They walk by a guest book, which Barnett has placed on a stand by the door. "Feel free to sign." She guides the family to the chapel. "The casket is down there." Barnett says mostly caskets are open. “Coffee? Water? Temperature OK?"
Barnett says they have many different kinds of visitations. It may be a small group or large. "We play the kind of music they request. It could be religious music or sometimes rock and roll or the favorite artist of the deceased.”
Barnett explains the employees are well trained, and she gets briefed on the family ahead of time. But she remembers a time when she was new to this and during the service, "I said to the mourning mother of a very young woman, ‘Is there something you need?' She said to me, 'yah, Bring back my daughter.'" Barnett said she learned to say things in a different way.
"Sometimes there is laughter and joy over the person's life. But if it is a child or younger person you don't hear that as much." If they have a Thai funeral, the Thai family does a lot of things themselves "and we have a separate room for the monks if they need it. In addition to our greeting the visitors, the Thai family greets the mourners as well.
"I say 'sawatdee-kah' which I learned as a traditional greeting when I was visiting my daughter in Thailand." In addition, she explains the Thai families attend the cremations, which is not traditional for most people in this country. She says Everly -Wheatley is used to different traditions and accommodates and welcomes all.
Jennifer Charlton, a funeral director, stops by explaining the family will be there soon for an ID and she wants to be sure the room is ready for them. Charlton said there will be a cremation later and since a cremation is irreversible they want to be sure they have a positive identification.
Charlton adds that cremations are on the rise. "I think it may be because the baby boomers view it as a positive life choice to celebrate the life and then have a big party." Sometimes it turns into a family reunion, "people who haven't seen each other for a long time."
Barnett adds, "An opportunity to come together and support the bereaved."
Barnett spent 32 years in Alexandria city government, retiring as deputy director of the Department of Recreation, Parks and Cultural Activities. Then 5 and a half years as executive director of Senior Services of Alexandria. Now in addition to her part-time work as a funeral assistant, she works part-time at Synergy HomeCare, which places companions for people who want to stay in their homes but need some assistance.
"I had a change in my life 7 years ago when my husband died. I filled up every single second. It was an escape for me." She adds, "I guess it was my medicine." She met the director of Everly-Wheatley and for the last 4 years has worked part time "doing whatever they tell me — to help from placing the flowers around the casket to attending the burial service to helping guide the mourners. "These services are an event in people's lives with so many details to discuss, and you want to be sure everything goes as they expected."

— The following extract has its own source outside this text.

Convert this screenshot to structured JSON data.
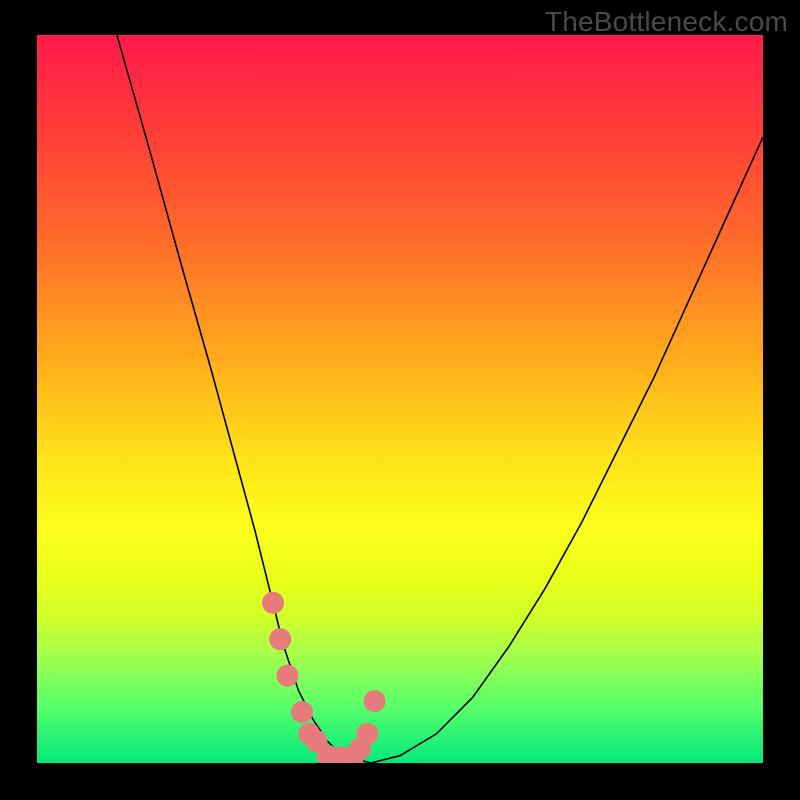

Barnett says that dead bodies really don't bother her. "You get used to them in the Jewish tradition where bodies aren't embalmed but instead receive the taharah, the ritual water bath. Women do women and men do men while saying Psalms. Then you sit with the body." She says, "I want to he able to give the deceased person their dignity. They can never repay you, and that is a good thing. I have taken that to what I do here."